This is all true. I don't dispute the fact that we are in a time of crisis in this country where the ups and downs of society is decidedly on the down side, but indulge me while I speak of why Congress MUST intercede in this cheating that has enveloped this great sport of ours.
Walt Whitman once wrote,
I see great things in baseball. It's our game - the American game. It will take our people out-of-doors, fill them with oxygen, give them a larger physical stoicism. Tend to relieve us from being a nervous, dyspeptic set. Repair these losses, and be a blessing to us.The AMERICAN game. Baseball is more than the National Pastime, it is part of our enduring legacy as a country. It has created legends of men who can hit that little sphere with a success rate of merely 30%. Baseball, like life, is about failure. In life more often than not you are going to not succeed or get what you want. It is just the law of averages & baseball is as clear a metaphor of this than any other sport or game out there. As Paul Gallico said,"No game in the world is as tidy and dramatically neat as baseball, with cause and effect, crime and punishment, motive and result, so cleanly defined."
Baseball is not just a game it's not just a sport, it is us. Baseball is an everyman game.
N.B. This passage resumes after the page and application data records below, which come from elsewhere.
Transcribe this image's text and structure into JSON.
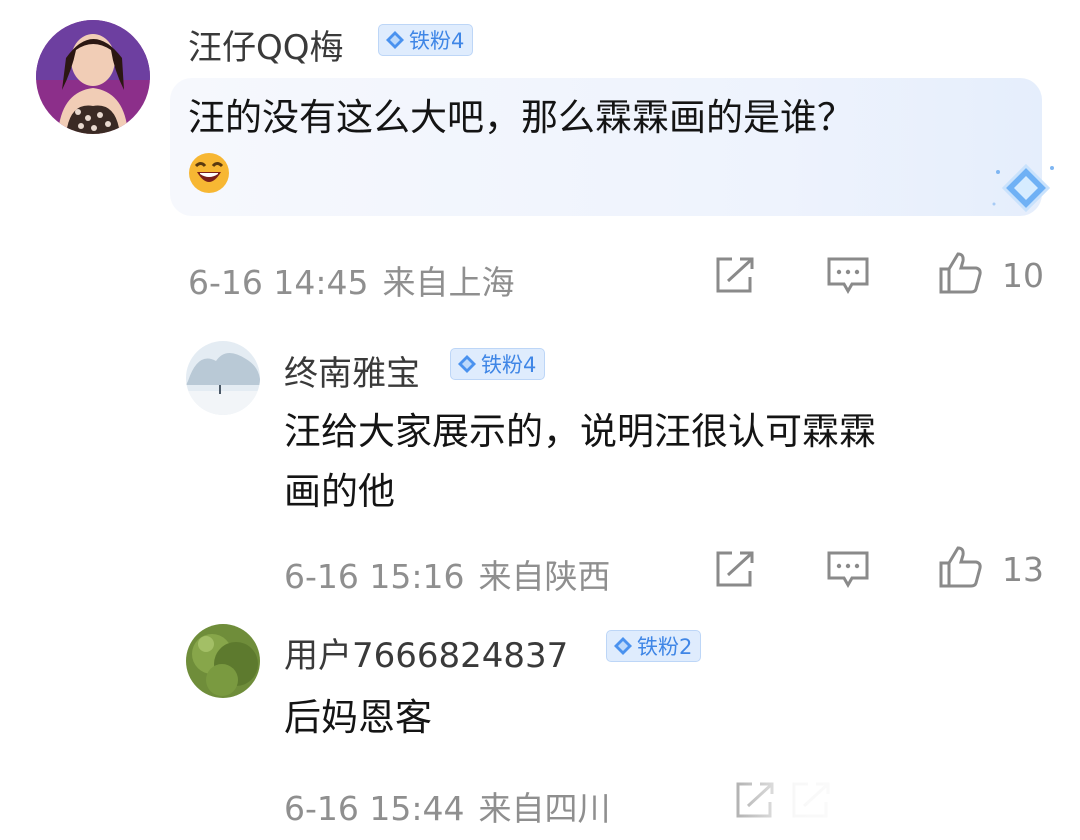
{
  "comments": [
    {
      "username": "汪仔QQ梅",
      "badge": "铁粉4",
      "text": "汪的没有这么大吧，那么霖霖画的是谁？",
      "emoji": "laughing-emoji",
      "date": "6-16 14:45",
      "location": "来自上海",
      "likes": "10"
    },
    {
      "username": "终南雅宝",
      "badge": "铁粉4",
      "text_line1": "汪给大家展示的，说明汪很认可霖霖",
      "text_line2": "画的他",
      "date": "6-16 15:16",
      "location": "来自陕西",
      "likes": "13"
    },
    {
      "username": "用户7666824837",
      "badge": "铁粉2",
      "text": "后妈恩客",
      "date": "6-16 15:44",
      "location": "来自四川"
    }
  ],
  "icons": {
    "share": "share-icon",
    "reply": "comment-icon",
    "like": "thumbs-up-icon",
    "badge": "diamond-icon"
  },
  "colors": {
    "badge_text": "#3f86e6",
    "badge_bg": "#dfecfd",
    "meta_text": "#8f8f8f",
    "bubble_bg": "#eef3fd"
  }
}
Who hasn't gone out during the summer and hit the ball with their friends? Hell, I used to go the park down the street and pretend I was Steve Garvey or Ted Williams or Babe Ruth. Who hasn't gone outside and just played catch with their father? My father and I had an acrimonious relationship, at best, but when we threw that ball 60 feet 6 inches we were nothing but best friends. Best friends who carried on the tradition that has endured between fathers and sons since before the Civil War.
Now, people have a problem with Congress trying to stop cheaters? Baseball is a game who's records are most cherished, most hallowed. When someone says 714, what pops into your head? Babe Ruth. 755? Hank Aaron. 56 game hit streak? DiMaggio (which is in my spell check, proving my point). 61 homers in a season? Roger Maris. These are records that in the pantheon of baseball lore have taken on mythic status. Now, players, who get paid ungodly sums of money to play something you or I would undoubtedly do for nothing, have treated those records as if they were worthless.
Congress works as a conduit for the American people. They were elected by the people for the people to serve our interests. When we, as Americans, pay our hard earned money to go to a baseball game (something that costs upwards of $100 now) we want to be assured that the players are doing their best to keep the legacy of the game pure. The casual fan may not care who uses what in their bodies, but nor will that fan care about any of the traditions and sanctity of the game. They will not recognize the sheer beauty in a 6-4-3 double play. They won't see the excitement in a 1-0 game where both pitchers go the distance. Real fans, the ones who have stuck by baseball through Collusion, strikes & now steroids know that it has to stop.
Congress is doing the right thing in preserving this great game, pastime, enduring legacy of ours. If we can't count on the hierarchy of baseball to police it's own employees then we must trust that the people we elect to carry out what we, as mere bystanders, can not carry out, do what's best for the country. Those who mock Congress for taking this step think of the image that a young boy has of players like Bonds, Clemens, McGwire, Sosa as cheaters & realizing that the only way he can make it to the big leagues is if he cheats as well. I leave you with my favorite quote from one of my favorite movies, Field of Dreams (which if baseball wasn't so beautiful why does this movie still make me cry?):
The one constant through all the years, Ray, has been baseball. America has rolled by like an army of steamrollers. It has been erased like a blackboard, rebuilt and erased again. But baseball has marked the time. This field, this game: it's a part of our past, Ray. It reminds us of all that once was good and could be again.